Supplied information below:

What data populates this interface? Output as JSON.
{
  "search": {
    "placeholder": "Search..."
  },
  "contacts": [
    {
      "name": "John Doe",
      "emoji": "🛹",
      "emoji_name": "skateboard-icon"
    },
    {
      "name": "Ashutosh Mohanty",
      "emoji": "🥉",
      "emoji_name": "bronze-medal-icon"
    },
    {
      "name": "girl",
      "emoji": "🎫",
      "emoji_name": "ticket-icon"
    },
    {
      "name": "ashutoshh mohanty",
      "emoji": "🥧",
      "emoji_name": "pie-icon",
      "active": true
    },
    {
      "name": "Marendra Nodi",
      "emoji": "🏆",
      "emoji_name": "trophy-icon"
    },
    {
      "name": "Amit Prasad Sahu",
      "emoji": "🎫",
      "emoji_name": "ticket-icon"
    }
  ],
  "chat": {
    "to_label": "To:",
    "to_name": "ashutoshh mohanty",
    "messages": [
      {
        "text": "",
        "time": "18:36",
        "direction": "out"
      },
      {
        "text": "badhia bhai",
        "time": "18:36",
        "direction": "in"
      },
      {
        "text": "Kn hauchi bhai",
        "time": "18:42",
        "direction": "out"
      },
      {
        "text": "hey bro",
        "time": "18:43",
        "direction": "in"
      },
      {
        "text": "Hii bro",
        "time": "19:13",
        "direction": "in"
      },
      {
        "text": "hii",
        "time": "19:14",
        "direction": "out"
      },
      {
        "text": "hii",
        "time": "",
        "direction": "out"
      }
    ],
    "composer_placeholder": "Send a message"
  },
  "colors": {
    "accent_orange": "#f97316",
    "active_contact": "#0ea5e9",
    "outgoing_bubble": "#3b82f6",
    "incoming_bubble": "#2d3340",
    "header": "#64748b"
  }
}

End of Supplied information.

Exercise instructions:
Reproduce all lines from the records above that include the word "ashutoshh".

Task answer:
      "name": "ashutoshh mohanty",
    "to_name": "ashutoshh mohanty",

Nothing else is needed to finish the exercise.